Data about app and page elements:
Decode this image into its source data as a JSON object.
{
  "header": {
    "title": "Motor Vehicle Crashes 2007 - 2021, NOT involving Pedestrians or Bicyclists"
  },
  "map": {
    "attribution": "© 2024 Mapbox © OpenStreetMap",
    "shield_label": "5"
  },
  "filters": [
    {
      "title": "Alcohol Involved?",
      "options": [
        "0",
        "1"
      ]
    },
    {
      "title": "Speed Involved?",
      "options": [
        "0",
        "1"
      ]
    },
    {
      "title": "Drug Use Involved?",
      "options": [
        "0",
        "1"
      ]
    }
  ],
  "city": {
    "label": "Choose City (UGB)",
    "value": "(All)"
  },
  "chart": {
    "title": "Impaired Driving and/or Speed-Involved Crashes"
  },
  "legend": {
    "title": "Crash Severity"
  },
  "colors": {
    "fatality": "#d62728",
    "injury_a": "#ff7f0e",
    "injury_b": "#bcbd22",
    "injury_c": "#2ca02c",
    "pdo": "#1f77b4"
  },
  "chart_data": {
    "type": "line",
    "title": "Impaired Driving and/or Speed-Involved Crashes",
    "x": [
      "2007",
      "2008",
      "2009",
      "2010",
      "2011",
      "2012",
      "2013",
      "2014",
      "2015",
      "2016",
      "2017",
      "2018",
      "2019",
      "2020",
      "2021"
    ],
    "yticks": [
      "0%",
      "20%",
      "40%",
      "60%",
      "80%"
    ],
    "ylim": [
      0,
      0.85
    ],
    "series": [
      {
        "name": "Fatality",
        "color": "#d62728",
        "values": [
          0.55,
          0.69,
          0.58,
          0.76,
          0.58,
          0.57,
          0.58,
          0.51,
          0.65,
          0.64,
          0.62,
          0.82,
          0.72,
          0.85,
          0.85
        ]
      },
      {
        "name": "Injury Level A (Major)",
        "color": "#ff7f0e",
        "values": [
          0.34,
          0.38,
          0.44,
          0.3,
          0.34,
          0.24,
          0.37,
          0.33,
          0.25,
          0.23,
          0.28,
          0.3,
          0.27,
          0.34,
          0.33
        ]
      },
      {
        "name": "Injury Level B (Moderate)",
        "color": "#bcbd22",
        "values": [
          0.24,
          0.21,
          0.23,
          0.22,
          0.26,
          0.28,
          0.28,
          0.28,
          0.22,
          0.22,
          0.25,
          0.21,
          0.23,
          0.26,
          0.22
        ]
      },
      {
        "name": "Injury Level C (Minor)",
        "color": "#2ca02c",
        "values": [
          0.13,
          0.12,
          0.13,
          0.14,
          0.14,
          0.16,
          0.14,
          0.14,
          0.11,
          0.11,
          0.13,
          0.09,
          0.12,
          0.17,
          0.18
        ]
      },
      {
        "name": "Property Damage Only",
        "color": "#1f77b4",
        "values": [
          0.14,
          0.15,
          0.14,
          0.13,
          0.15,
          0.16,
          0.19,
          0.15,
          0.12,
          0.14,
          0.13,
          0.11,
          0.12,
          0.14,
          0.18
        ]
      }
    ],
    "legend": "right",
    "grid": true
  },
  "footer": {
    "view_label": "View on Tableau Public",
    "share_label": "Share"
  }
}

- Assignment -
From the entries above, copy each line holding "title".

- Worked solution -
    "title": "Motor Vehicle Crashes 2007 - 2021, NOT involving Pedestrians or Bicyclists"
      "title": "Alcohol Involved?",
      "title": "Speed Involved?",
      "title": "Drug Use Involved?",
    "title": "Impaired Driving and/or Speed-Involved Crashes"
    "title": "Crash Severity"
    "title": "Impaired Driving and/or Speed-Involved Crashes",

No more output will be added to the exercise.